#4 Deco Centre
My first stop in Napier was the Deco Centre, where I watched an orientation video to the city and its remarkable comeback, picked up the self-guided tour of the city, and made a mental note of the stylish Art Deco items for sale. Besides being an information hub, the Deco Centre is also one of the city’s most beautiful buildings. Originally the Napier Central Fire Station, the 1926 brick building was badly damaged during the earthquake. Rebuilt by local architect James Augustus Louis Hay (Napier’s version of London’s Christopher Wren, or Ljubljana’s Jože Plečnik) with reinforced concrete, the building maintains its original design, including three large arched windows and doorways on the ground floor that were the original bays for the fire engines. Like so many other repurposed buildings in Napier, this one also acknowledges its past, by maintaining the NFB (Napier Fire Board) on the upper façade.
#5 National Tobacco Company Building

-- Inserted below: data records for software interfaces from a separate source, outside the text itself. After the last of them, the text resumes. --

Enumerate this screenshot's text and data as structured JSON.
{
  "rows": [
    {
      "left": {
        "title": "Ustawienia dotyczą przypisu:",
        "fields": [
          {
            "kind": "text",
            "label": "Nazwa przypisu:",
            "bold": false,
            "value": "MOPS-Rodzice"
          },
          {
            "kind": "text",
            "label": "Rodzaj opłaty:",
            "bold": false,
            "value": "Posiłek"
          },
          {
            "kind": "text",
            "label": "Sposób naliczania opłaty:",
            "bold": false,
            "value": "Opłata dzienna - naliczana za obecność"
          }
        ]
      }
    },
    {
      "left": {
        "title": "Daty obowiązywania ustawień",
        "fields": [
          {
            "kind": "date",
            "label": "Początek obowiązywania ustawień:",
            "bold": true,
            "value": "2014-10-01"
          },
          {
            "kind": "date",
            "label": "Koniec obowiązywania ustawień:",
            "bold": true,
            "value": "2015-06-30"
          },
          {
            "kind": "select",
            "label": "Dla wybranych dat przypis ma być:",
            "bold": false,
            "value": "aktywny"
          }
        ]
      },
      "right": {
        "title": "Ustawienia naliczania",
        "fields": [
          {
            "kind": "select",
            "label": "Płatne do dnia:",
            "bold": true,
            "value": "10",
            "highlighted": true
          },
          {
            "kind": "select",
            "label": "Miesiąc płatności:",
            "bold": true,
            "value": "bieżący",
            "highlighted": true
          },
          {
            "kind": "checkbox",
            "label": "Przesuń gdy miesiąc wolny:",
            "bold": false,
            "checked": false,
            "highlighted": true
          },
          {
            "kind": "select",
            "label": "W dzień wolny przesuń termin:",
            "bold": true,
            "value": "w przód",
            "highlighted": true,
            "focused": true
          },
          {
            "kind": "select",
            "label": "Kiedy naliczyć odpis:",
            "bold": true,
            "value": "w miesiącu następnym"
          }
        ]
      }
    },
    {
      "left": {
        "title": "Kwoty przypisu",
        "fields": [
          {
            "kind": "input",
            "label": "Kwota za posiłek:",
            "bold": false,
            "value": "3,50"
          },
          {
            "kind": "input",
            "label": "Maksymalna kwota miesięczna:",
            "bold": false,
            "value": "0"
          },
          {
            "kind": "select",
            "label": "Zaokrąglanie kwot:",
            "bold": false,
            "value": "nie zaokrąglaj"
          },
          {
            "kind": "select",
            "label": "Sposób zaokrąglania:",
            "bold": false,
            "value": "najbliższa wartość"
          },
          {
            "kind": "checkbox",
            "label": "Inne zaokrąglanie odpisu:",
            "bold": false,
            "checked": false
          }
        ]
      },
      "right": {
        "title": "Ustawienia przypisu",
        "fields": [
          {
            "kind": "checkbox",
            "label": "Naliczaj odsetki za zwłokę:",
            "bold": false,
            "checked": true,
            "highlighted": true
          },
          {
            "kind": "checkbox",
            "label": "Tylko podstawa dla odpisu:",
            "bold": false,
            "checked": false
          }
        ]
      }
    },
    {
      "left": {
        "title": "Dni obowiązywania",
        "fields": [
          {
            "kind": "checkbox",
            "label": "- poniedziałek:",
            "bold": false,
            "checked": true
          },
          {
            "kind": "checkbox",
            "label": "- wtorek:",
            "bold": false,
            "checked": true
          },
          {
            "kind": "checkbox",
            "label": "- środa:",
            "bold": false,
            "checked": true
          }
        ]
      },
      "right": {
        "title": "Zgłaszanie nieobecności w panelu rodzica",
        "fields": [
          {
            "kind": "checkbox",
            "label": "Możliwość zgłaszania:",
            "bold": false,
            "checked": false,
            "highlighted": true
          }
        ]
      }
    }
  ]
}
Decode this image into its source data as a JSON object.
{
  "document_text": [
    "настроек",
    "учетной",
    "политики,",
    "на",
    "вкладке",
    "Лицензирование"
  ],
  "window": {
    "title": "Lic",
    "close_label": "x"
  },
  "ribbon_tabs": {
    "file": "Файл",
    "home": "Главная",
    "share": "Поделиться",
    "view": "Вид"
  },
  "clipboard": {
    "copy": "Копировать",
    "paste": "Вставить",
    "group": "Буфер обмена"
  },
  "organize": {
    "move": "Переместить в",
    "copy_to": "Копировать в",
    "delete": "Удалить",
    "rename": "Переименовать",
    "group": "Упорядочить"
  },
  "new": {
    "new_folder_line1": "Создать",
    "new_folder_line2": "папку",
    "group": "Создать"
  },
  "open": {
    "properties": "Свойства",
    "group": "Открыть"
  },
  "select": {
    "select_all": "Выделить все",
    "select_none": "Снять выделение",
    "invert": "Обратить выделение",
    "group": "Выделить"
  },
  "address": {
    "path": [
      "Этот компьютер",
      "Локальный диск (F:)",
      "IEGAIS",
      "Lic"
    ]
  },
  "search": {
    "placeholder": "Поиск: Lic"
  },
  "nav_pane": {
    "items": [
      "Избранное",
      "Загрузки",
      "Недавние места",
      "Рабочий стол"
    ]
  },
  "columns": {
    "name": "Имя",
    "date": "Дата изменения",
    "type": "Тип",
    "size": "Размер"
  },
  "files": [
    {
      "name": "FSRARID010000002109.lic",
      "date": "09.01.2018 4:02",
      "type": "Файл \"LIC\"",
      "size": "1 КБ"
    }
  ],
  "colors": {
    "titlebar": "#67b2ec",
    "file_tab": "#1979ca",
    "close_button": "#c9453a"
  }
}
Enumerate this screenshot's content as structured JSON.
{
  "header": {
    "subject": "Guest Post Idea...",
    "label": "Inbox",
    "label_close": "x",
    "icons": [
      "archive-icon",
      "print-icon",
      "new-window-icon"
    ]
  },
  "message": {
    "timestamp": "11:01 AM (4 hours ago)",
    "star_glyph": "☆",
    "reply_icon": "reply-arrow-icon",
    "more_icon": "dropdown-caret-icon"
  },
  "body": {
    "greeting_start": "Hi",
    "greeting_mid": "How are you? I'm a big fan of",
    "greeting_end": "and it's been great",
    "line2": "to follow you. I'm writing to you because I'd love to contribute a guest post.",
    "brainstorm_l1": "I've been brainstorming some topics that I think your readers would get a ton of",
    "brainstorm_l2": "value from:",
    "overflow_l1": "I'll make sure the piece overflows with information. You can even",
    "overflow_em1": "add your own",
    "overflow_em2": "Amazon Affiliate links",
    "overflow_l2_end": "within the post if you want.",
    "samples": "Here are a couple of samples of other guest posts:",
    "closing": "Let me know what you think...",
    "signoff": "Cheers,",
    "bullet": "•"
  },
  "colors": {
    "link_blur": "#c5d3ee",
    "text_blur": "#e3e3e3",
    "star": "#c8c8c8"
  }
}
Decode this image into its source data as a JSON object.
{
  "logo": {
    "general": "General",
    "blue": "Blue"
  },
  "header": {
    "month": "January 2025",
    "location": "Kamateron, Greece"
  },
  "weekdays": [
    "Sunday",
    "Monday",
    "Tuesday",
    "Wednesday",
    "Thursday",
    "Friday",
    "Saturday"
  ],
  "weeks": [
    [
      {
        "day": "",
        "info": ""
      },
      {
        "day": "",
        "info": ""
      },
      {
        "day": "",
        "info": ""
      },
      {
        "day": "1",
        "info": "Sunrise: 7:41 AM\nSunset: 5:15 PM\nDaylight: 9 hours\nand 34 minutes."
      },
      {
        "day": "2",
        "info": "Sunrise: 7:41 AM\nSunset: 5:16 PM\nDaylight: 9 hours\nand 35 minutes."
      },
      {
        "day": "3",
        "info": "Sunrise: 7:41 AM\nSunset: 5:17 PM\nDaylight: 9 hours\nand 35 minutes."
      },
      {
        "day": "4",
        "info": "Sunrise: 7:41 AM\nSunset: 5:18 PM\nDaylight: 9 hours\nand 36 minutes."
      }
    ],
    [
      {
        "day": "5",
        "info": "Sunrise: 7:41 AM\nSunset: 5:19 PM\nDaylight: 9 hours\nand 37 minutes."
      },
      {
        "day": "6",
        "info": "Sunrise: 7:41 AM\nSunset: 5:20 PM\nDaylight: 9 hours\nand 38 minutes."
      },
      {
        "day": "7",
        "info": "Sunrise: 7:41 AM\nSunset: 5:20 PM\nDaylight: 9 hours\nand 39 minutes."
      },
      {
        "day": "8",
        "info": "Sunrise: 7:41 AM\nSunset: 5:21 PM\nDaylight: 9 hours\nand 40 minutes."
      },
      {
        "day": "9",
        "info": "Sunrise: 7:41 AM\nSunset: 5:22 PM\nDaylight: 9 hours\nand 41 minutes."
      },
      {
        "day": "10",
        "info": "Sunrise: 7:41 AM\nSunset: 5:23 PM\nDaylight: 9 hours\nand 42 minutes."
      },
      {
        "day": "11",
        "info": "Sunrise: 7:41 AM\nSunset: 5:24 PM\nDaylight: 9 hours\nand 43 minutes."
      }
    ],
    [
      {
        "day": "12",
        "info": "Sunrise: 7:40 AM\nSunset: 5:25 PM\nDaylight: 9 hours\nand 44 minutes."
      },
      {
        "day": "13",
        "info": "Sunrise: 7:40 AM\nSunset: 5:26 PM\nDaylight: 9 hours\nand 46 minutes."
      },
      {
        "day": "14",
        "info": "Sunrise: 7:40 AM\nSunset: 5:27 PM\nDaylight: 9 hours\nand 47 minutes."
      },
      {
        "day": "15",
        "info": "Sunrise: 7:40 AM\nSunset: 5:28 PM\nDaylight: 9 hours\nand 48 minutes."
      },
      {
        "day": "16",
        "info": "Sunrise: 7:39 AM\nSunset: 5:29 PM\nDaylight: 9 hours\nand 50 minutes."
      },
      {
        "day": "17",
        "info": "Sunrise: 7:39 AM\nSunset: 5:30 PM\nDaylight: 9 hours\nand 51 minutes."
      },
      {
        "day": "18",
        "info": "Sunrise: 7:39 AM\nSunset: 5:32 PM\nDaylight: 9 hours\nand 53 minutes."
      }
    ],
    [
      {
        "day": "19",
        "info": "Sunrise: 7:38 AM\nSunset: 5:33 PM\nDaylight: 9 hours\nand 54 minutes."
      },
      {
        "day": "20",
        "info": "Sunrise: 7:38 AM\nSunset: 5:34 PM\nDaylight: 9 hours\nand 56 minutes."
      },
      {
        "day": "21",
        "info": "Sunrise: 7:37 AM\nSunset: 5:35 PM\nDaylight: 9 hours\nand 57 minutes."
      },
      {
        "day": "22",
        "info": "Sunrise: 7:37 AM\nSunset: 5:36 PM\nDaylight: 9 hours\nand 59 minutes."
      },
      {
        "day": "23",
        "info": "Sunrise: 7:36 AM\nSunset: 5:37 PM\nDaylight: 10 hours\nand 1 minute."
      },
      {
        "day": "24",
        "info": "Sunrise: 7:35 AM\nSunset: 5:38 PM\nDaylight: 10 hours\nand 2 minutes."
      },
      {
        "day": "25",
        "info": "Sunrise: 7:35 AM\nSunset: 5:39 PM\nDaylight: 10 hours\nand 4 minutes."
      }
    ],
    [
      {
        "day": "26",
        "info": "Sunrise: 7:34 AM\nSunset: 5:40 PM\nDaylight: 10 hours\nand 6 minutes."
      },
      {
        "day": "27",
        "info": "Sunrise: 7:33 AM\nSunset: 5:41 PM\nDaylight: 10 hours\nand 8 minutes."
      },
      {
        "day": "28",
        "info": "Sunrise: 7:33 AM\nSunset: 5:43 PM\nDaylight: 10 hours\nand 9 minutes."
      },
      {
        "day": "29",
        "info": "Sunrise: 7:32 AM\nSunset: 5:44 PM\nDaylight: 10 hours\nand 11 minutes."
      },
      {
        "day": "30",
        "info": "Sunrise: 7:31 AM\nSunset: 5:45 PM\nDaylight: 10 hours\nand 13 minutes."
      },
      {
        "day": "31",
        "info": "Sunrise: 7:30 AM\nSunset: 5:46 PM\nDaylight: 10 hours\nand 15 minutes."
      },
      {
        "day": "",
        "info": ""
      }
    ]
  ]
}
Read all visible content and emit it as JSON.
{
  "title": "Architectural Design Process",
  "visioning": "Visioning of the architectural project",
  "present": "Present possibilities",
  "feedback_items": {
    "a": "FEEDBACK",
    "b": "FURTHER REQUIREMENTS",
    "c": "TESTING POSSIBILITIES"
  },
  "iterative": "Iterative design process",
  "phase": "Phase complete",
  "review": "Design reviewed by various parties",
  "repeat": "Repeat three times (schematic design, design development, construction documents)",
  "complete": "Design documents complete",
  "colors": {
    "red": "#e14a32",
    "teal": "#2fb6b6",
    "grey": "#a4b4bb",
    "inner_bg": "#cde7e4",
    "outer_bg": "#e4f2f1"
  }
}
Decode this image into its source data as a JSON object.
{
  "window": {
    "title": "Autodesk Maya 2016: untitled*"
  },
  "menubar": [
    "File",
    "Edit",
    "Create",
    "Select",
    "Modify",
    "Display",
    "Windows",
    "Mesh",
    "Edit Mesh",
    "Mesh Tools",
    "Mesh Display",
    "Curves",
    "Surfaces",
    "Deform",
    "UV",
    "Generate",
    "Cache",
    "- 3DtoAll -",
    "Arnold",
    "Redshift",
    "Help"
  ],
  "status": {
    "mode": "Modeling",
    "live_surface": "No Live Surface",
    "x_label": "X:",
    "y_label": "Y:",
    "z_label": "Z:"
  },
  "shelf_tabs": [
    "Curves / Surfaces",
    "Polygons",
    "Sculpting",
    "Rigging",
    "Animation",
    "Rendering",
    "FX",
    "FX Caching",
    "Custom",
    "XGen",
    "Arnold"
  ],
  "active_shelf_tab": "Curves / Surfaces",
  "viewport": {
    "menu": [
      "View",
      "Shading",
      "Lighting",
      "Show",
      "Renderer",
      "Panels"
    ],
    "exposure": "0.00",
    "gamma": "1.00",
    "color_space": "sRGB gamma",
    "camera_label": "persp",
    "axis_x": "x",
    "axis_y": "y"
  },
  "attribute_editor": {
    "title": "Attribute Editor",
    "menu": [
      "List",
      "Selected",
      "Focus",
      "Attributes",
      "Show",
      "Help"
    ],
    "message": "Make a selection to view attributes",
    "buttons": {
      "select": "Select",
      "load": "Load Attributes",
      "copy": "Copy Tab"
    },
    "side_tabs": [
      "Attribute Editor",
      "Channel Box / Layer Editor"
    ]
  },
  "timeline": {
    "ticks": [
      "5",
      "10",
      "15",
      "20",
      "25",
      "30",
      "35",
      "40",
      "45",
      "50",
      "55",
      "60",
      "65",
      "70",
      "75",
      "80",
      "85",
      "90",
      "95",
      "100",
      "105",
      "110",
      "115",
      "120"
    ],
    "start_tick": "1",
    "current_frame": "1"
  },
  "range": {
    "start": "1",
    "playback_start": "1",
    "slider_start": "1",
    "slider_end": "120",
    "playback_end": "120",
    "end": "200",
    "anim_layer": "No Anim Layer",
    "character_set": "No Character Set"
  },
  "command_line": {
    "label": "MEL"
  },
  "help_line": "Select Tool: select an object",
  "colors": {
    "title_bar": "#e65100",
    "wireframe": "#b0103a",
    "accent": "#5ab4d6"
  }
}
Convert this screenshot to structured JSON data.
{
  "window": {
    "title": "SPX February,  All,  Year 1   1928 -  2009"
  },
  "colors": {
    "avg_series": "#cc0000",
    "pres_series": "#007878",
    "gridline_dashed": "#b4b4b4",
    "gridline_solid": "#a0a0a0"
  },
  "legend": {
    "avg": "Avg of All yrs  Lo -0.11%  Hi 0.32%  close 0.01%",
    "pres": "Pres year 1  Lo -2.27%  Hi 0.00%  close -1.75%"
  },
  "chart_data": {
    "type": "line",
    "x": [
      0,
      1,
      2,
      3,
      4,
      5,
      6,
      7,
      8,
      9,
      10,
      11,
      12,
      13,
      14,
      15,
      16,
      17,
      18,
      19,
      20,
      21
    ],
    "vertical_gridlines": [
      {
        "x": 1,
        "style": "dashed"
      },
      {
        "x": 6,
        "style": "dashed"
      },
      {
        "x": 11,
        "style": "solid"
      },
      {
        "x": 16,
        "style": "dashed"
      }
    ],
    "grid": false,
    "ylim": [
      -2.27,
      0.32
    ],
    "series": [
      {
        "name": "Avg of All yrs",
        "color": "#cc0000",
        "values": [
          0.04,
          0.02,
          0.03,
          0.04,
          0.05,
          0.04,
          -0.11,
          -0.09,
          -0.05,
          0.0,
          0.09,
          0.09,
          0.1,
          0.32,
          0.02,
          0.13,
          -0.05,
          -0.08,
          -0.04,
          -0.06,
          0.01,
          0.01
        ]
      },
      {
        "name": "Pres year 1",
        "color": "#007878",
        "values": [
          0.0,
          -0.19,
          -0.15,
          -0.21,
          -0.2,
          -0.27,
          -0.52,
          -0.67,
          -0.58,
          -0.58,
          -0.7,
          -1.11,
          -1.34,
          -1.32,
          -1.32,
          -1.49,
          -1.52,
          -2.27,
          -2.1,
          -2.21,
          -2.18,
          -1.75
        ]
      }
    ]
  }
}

Another Hay building, the single-story former headquarters of the National Tobacco Company is regarded as one of the city’s most elegant commercial buildings from the post-earthquake rebuild. Hay designed the building on a concept of an arch within a square, with a series of receding rectangular forms that fall back from the main arched entrance. The 1933 Art Deco building, with flashes of the preceding Art Nouveau style, features a wonderful entrance, with wood doors surrounded by sculpted roses and native bulrushes. The rose motif continues in the arch above the doors and in the lamps beside them as well as inside, where it can be spied in the domed skylight, the capitals of a few columns, and the leadlight windows of the offices. Gleaming brass banisters, ornate lamps, and a marble foyer are available for viewing, as the new owners of the building keep it open for visitors to admire.
- Criterion Hotel (1932)
- Dalgety’s Building (1926)
- Hildebrandt’s Building (1933)
- County Hotel (1935)
- Municipal Theatre (1937)